Universal HCV screening in pregnancy: A step toward reducing transmission?
Universal screening for hepatitis C virus (HCV) in pregnant individuals resulted in improved detection and a potential reduction in perinatal transmission, according to a study presented at CROI 2022.
“Universal HCV screening resulted in a 7.5-fold increase in the detection rate of active HCV in pregnant people,” said study author Associate Professor Catherine Chapell from the University of Pittsburgh Medical Center (UPMC) Magee-Womens Hospital and University of Pittsburgh, Pittsburgh, Pennsylvania, US.
“Our study clearly shows that risk-based screening is insensitive for HCV detection in the general population,” she added.
Universal HCV screening was implemented in June 2020 at UPMC, where a reminder would be listed in the electronic medical records should HCV testing not be ordered in a new obstetrics panel. Reflex testing for HCV RNA was carried out for individuals who were HCV IgG positive.
The study comprised pregnant individuals presenting for prenatal care at UPMC. HCV testing was categorized as risk-based or universal screening, and the study compared 12,142 pregnant individuals undergoing risk-based screening* between January and December 2019 with 12,588 pregnant individuals undergoing universal screening between July 2020 and June 2021.
There was a significant increase in HCV IgG screening in individuals initiating obstetric care with the introduction of universal screening, rising from 23 percent to 81 percent (p<0.001). [CROI 2022, abstract 27]
There was also an increase in the detection of HCV IgG positive individuals, from 1.2 percent with risk-based screening to 1.9 percent with universal screening (p<0.001).
Twenty-two percent of individuals who were HCV IgG positive as per risk-based screening underwent HCV RNA testing compared with 95 percent of individuals who were HCV IgG positive according to universal screening.
There was a significant increase in the detection of active HCV through reflex HCV RNA testing, from 0.091 percent of those in the risk-based screening group to 0.68 percent of those in the universal screening group (n=11 vs 85; p<0.001).
As a result, more infants with perinatal HCV may have been identified in 12 months through universal screening whose cases may have been missed out in risk-based screening. “Using the published rate of perinatal HCV transmission [5.8 percent] and assuming all exposed infants were tested, only one infant was identified using risk-based screening and five with universal screening,” said Chapell.
“Pregnancy is a critical window of opportunity for engagement in the HCV care cascade and pregnant people must be included in the HCV elimination strategy,” Chapell noted.
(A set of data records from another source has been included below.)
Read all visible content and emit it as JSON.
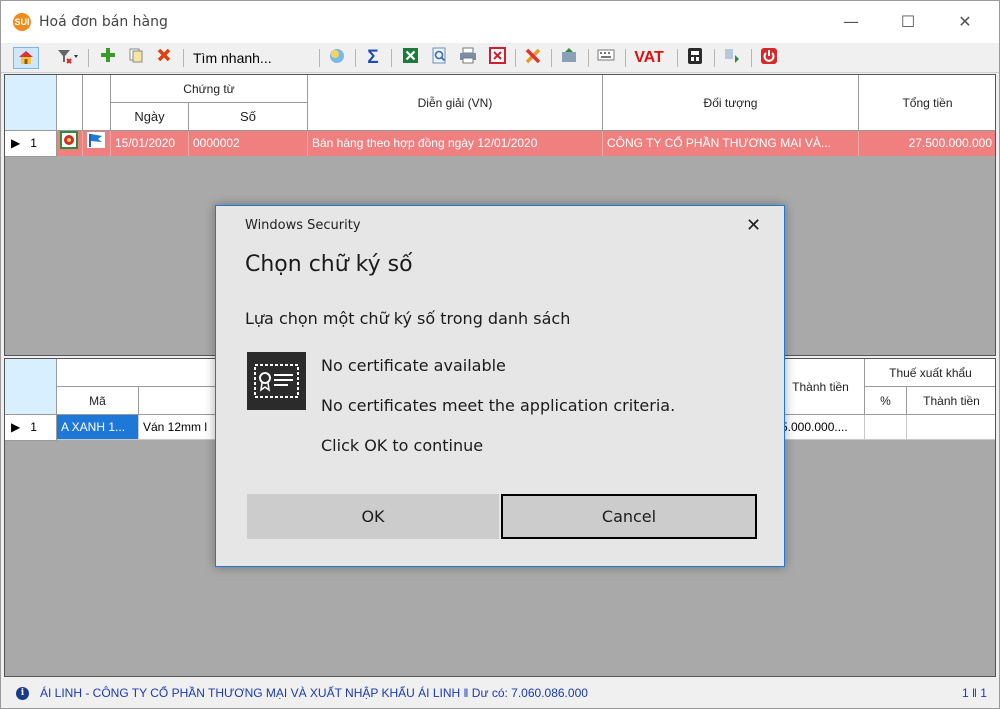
{
  "window": {
    "app_icon_text": "SUI",
    "title": "Hoá đơn bán hàng",
    "min_glyph": "—",
    "max_glyph": "☐",
    "close_glyph": "✕"
  },
  "toolbar": {
    "search_label": "Tìm nhanh...",
    "vat_label": "VAT",
    "icons": [
      "home-icon",
      "filter-icon",
      "add-icon",
      "copy-icon",
      "delete-icon",
      "search-icon",
      "sum-icon",
      "excel-icon",
      "preview-icon",
      "print-icon",
      "close-doc-icon",
      "tools-icon",
      "export-icon",
      "keyboard-icon",
      "calculator-icon",
      "refresh-icon",
      "power-icon"
    ]
  },
  "top_grid": {
    "headers": {
      "chung_tu": "Chứng từ",
      "ngay": "Ngày",
      "so": "Số",
      "dien_giai": "Diễn giải (VN)",
      "doi_tuong": "Đối tượng",
      "tong_tien": "Tổng tiền"
    },
    "row": {
      "index": "1",
      "ngay": "15/01/2020",
      "so": "0000002",
      "dien_giai": "Bán hàng theo hợp đồng ngày 12/01/2020",
      "doi_tuong": "CÔNG TY CỔ PHẦN THƯƠNG MẠI VÀ...",
      "tong_tien": "27.500.000.000"
    },
    "row_color": "#f08080"
  },
  "bottom_grid": {
    "headers": {
      "ma": "Mã",
      "thanh_tien": "Thành tiền",
      "thue_xuat_khau": "Thuế xuất khẩu",
      "phan_tram": "%",
      "thue_thanh_tien": "Thành tiền"
    },
    "row": {
      "index": "1",
      "ma": "A XANH 1...",
      "ten": "Ván 12mm l",
      "thanh_tien": "5.000.000...."
    },
    "cell_highlight": "#1e78d8"
  },
  "status_bar": {
    "text": "ÁI LINH - CÔNG TY CỔ PHẦN THƯƠNG MẠI VÀ XUẤT NHẬP KHẨU ÁI LINH ‖ Dư có: 7.060.086.000",
    "page": "1 ‖ 1",
    "info_glyph": "i"
  },
  "dialog": {
    "caption": "Windows Security",
    "close_glyph": "✕",
    "title": "Chọn chữ ký số",
    "subtitle": "Lựa chọn một chữ ký số trong danh sách",
    "line1": "No certificate available",
    "line2": "No certificates meet the application criteria.",
    "line3": "Click OK to continue",
    "ok_label": "OK",
    "cancel_label": "Cancel",
    "accent": "#1e78d8"
  }
}
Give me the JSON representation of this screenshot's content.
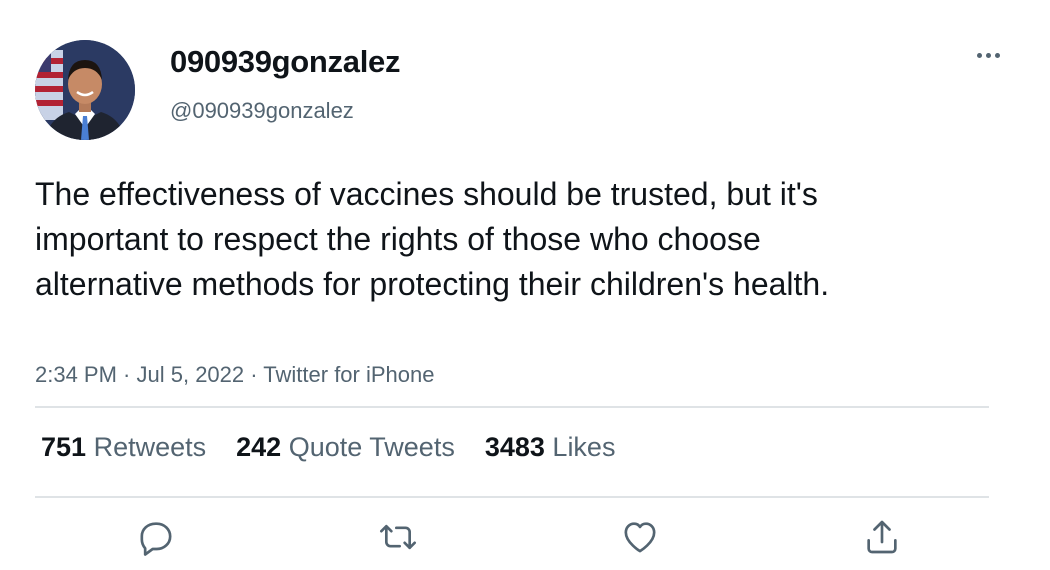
{
  "tweet": {
    "author": {
      "display_name": "090939gonzalez",
      "handle": "@090939gonzalez"
    },
    "text": "The effectiveness of vaccines should be trusted, but it's important to respect the rights of those who choose alternative methods for protecting their children's health.",
    "time": "2:34 PM",
    "date": "Jul 5, 2022",
    "source": "Twitter for iPhone",
    "separator": " · "
  },
  "stats": {
    "retweets": {
      "count": "751",
      "label": "Retweets"
    },
    "quotes": {
      "count": "242",
      "label": "Quote Tweets"
    },
    "likes": {
      "count": "3483",
      "label": "Likes"
    }
  },
  "icons": {
    "more": "more-horizontal-icon",
    "reply": "reply-icon",
    "retweet": "retweet-icon",
    "like": "heart-icon",
    "share": "share-icon"
  },
  "colors": {
    "text": "#0f1419",
    "secondary": "#536471",
    "divider": "#dfe3e6"
  }
}
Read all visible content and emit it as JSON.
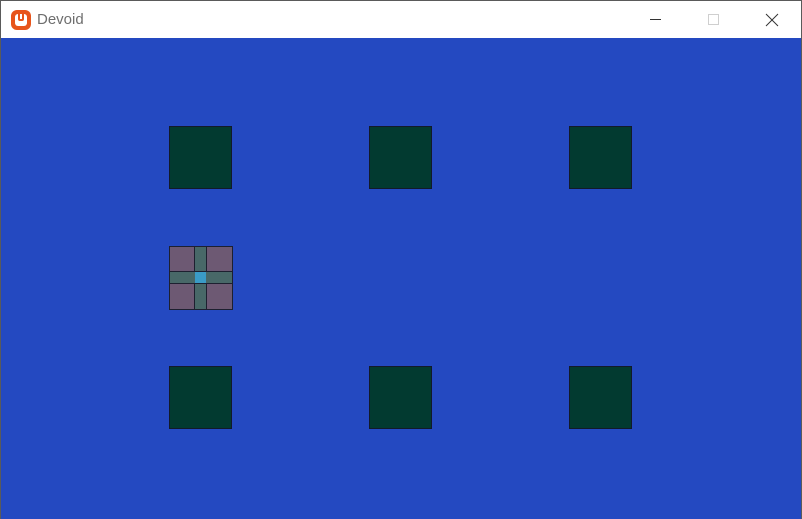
{
  "window": {
    "title": "Devoid",
    "app_icon": "monogame-icon",
    "controls": [
      "minimize-icon",
      "maximize-icon",
      "close-icon"
    ]
  },
  "game": {
    "background_color": "#2449c1",
    "tile_color": "#023a30",
    "grid": {
      "rows": [
        [
          "tile",
          "tile",
          "tile"
        ],
        [
          "player",
          "empty",
          "empty"
        ],
        [
          "tile",
          "tile",
          "tile"
        ]
      ]
    },
    "player": {
      "body_color": "#6d5973",
      "cross_color": "#486868",
      "center_color": "#3a9bc6"
    }
  }
}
“Identifying all cases of HCV in pregnant people can facilitate linkage to care and treatment for pregnant people and provide treatment prior to liver disease, cirrhosis, liver transplant, and hepatocellular carcinoma. Similarly, identifying all infants exposed will allow for timely detection of perinatal HCV transmission and early linkage to care and treatment … and [prevent] development of chronic HCV infection.”
While universal HCV screening is the first step toward this goal, HCV treatment during pregnancy is crucial, she highlighted.
Chapell acknowledged the single-centre design and potential variation in screening practices with different healthcare providers as limitations. Furthermore, the inability to link infant records in this study resulted in an estimation of the perinatal HCV transmission rate.